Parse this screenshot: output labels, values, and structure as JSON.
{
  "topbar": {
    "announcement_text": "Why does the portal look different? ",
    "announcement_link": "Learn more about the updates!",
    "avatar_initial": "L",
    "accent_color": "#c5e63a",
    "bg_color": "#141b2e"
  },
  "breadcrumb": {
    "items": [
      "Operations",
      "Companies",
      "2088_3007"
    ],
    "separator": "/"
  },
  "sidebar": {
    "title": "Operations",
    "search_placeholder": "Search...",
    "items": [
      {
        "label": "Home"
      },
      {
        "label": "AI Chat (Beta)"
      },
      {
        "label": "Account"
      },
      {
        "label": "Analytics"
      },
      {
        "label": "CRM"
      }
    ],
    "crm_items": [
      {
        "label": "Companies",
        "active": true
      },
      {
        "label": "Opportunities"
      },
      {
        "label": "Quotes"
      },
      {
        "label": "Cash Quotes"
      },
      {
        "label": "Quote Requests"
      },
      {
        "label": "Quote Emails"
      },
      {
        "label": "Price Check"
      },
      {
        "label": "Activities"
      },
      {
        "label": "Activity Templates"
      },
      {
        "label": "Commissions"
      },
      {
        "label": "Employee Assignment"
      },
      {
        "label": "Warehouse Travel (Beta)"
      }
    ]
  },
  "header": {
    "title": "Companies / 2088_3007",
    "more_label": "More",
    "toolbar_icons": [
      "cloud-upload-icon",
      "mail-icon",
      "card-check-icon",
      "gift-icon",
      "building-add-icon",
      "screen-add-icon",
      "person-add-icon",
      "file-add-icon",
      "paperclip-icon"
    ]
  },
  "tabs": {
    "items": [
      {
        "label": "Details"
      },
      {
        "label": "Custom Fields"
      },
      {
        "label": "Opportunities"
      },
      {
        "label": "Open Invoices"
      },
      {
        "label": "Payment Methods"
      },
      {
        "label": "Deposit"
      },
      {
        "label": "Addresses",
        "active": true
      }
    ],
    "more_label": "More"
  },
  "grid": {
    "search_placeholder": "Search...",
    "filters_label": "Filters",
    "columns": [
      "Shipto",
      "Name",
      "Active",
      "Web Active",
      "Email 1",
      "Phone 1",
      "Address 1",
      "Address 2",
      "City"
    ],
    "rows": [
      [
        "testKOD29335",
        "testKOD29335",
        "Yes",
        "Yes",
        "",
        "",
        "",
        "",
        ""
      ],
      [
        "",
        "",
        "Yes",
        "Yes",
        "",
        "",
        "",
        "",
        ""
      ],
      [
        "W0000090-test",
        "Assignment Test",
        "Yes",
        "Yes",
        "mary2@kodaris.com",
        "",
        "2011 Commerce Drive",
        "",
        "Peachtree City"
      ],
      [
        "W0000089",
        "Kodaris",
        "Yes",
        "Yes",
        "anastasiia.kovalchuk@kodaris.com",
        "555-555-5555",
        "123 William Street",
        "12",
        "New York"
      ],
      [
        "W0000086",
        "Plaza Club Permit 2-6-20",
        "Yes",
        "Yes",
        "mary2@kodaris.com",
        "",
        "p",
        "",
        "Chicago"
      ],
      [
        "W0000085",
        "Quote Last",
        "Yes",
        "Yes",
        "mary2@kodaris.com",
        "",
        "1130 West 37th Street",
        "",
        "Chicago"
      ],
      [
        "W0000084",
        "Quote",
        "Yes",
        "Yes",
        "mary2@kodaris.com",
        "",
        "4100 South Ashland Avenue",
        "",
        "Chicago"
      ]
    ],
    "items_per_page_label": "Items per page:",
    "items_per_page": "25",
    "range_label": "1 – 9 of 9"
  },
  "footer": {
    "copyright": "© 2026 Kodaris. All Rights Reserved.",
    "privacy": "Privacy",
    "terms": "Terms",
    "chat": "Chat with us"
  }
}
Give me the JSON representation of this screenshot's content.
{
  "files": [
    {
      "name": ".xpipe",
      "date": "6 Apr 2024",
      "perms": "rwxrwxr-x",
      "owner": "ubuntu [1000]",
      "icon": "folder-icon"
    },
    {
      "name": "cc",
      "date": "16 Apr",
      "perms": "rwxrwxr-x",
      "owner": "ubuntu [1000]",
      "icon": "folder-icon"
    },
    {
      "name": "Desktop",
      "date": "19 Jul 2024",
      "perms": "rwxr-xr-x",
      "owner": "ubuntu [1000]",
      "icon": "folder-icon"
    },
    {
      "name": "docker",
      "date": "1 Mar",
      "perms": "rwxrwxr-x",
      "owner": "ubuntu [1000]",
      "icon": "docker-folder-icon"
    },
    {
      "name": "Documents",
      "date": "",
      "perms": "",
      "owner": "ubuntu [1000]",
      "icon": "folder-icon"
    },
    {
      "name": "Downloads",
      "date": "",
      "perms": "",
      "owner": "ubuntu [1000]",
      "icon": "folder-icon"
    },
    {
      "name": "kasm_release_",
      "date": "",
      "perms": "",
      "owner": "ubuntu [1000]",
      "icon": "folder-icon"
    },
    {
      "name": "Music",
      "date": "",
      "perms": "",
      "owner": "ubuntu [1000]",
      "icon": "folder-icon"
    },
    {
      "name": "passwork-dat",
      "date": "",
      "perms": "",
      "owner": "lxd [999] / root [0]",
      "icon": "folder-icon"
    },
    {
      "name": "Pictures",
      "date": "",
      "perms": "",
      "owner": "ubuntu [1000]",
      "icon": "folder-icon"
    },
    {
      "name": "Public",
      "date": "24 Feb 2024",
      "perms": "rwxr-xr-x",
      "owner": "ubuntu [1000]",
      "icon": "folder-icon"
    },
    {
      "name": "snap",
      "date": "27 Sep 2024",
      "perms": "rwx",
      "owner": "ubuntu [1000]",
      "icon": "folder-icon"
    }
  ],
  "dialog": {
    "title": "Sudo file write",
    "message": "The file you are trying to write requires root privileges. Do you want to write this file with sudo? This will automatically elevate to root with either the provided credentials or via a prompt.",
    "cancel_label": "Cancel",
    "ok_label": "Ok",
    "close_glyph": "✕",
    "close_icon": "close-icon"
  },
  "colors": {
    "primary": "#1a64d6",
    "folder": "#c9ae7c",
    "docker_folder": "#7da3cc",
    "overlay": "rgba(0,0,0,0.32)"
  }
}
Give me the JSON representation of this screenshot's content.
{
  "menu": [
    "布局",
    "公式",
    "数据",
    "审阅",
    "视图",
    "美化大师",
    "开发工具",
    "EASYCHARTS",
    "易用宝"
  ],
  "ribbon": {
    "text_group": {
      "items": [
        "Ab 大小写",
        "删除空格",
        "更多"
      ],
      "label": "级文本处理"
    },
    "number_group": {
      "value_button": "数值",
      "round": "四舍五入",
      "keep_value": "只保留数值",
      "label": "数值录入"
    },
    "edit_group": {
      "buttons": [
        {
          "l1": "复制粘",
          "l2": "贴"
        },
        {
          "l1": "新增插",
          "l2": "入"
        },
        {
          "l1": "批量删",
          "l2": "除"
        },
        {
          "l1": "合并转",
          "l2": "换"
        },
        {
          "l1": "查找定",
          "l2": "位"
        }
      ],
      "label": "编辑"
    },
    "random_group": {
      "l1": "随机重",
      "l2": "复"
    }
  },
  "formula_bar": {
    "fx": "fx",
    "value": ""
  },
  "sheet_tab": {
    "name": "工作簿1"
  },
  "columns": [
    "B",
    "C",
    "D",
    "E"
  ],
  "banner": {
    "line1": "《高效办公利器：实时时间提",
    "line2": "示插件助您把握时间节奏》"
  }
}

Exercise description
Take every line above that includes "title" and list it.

Solution
    "title": "Operations",
    "title": "Companies / 2088_3007",
    "title": "Sudo file write",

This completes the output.